====== Provided data ======
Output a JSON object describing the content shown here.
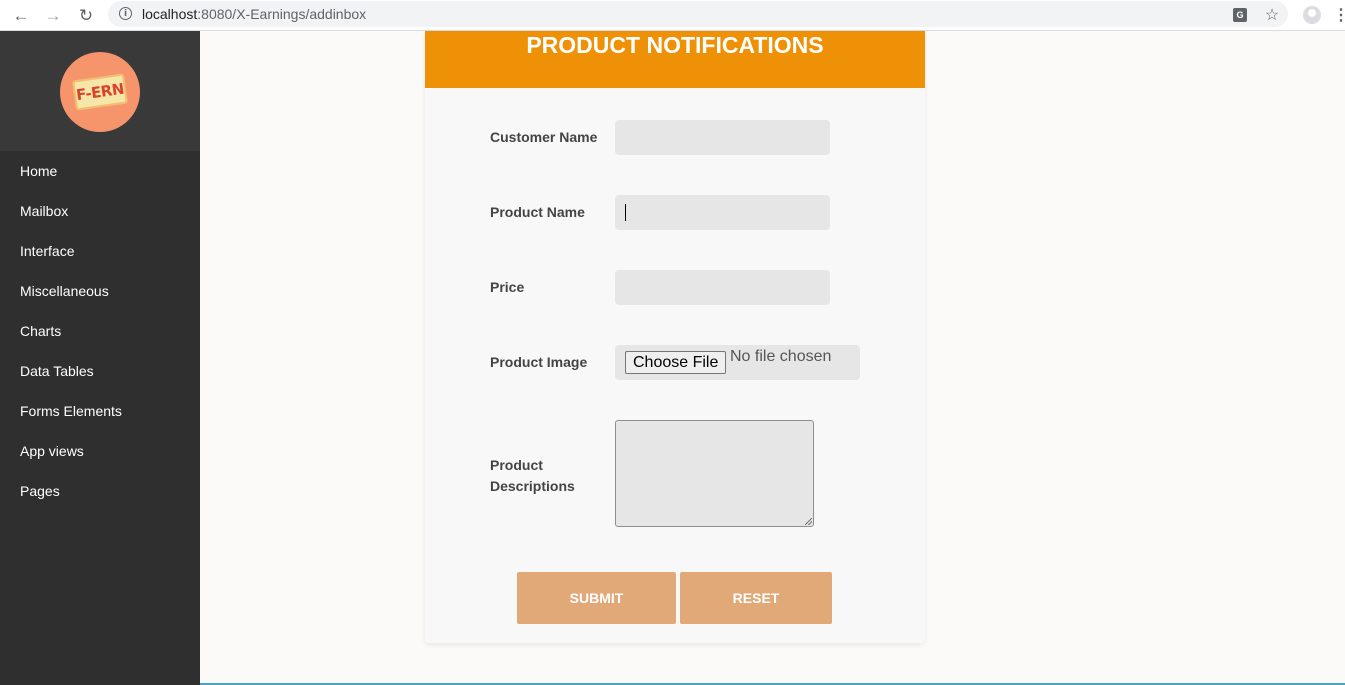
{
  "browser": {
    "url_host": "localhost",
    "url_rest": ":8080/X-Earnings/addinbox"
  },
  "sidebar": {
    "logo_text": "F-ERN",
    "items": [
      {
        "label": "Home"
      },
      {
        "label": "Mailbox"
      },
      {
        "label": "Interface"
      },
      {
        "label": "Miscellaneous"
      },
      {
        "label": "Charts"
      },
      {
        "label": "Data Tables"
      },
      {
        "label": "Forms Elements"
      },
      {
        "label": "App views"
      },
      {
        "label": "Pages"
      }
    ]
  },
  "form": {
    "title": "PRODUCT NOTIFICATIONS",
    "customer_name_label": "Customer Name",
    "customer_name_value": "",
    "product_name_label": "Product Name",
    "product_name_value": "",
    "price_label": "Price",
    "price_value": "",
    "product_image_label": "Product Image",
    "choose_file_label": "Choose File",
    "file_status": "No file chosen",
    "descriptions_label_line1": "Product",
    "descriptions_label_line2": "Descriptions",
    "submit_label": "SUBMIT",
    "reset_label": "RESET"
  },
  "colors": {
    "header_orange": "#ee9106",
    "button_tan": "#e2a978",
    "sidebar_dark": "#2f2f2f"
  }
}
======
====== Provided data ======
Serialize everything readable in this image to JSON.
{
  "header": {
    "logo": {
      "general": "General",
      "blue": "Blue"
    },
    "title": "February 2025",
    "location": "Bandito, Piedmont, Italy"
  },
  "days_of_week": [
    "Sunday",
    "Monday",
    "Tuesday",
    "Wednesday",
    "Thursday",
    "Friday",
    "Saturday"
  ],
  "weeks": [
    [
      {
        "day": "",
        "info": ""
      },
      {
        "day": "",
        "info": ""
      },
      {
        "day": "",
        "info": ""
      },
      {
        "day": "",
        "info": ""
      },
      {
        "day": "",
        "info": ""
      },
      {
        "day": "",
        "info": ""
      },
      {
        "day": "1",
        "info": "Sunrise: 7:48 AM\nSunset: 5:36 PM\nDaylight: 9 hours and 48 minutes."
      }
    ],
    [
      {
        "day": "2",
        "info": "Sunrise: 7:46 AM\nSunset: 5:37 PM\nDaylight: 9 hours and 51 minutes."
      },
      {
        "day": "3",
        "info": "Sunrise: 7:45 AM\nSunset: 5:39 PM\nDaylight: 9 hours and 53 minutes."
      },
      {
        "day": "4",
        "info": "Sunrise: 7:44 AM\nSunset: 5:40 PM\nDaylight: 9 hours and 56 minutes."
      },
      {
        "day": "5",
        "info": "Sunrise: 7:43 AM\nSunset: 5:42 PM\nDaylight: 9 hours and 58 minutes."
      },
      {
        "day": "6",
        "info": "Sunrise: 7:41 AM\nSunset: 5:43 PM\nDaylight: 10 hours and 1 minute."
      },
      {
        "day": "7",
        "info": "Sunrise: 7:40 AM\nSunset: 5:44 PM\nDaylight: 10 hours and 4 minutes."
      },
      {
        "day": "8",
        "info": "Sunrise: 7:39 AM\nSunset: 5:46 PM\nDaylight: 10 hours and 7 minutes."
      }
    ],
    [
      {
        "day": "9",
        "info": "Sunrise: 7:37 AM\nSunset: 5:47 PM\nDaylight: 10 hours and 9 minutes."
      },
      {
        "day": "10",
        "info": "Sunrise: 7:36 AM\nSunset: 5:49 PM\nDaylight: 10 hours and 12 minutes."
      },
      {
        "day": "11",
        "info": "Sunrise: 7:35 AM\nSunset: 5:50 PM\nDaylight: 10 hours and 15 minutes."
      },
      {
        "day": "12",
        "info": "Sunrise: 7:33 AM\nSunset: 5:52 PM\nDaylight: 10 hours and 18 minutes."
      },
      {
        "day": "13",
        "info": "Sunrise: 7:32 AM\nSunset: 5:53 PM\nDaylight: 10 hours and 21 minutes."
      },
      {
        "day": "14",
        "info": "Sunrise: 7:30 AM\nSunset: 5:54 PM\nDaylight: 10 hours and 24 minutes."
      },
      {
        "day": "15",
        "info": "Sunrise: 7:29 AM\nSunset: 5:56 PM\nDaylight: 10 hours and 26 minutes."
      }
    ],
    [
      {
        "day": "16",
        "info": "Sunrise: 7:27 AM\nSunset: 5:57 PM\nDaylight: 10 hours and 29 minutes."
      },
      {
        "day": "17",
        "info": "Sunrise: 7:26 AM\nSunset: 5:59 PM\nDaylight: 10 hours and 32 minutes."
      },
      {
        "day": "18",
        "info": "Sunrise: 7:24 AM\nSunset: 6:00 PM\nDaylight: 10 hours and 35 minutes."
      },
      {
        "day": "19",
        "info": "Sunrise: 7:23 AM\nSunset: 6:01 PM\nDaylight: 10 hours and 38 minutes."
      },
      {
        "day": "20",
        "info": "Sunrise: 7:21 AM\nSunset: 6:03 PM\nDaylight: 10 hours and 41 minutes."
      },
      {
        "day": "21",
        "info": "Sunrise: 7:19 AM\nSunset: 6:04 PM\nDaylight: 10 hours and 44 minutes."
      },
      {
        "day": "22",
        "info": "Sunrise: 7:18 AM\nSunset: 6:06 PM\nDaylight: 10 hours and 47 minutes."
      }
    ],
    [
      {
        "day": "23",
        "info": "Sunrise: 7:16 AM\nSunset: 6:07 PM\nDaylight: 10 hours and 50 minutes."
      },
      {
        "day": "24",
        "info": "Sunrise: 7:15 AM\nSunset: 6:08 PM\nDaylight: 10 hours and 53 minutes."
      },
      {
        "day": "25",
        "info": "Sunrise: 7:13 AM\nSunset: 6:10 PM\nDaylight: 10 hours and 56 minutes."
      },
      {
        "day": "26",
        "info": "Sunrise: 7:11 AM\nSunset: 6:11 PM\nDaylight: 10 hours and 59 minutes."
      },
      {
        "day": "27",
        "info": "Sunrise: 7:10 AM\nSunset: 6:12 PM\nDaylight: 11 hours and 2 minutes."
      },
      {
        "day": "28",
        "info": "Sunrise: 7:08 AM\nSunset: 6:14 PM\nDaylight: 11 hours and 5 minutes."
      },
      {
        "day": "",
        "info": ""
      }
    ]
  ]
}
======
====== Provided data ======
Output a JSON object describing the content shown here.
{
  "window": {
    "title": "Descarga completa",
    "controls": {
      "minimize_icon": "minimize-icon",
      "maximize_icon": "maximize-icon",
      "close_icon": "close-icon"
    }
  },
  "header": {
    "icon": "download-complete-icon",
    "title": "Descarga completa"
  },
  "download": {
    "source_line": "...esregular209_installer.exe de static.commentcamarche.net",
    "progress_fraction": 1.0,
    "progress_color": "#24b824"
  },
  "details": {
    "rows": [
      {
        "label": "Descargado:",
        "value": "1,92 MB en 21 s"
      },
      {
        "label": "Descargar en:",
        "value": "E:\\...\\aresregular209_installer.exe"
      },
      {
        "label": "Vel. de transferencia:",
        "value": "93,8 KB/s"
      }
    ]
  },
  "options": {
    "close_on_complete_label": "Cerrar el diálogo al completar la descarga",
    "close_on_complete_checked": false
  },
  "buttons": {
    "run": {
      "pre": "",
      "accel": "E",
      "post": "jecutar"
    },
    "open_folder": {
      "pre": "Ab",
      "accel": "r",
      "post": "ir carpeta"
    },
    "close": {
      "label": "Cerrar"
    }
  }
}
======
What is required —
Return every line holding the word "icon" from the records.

Answer space —
      "minimize_icon": "minimize-icon",
      "maximize_icon": "maximize-icon",
      "close_icon": "close-icon"
    "icon": "download-complete-icon",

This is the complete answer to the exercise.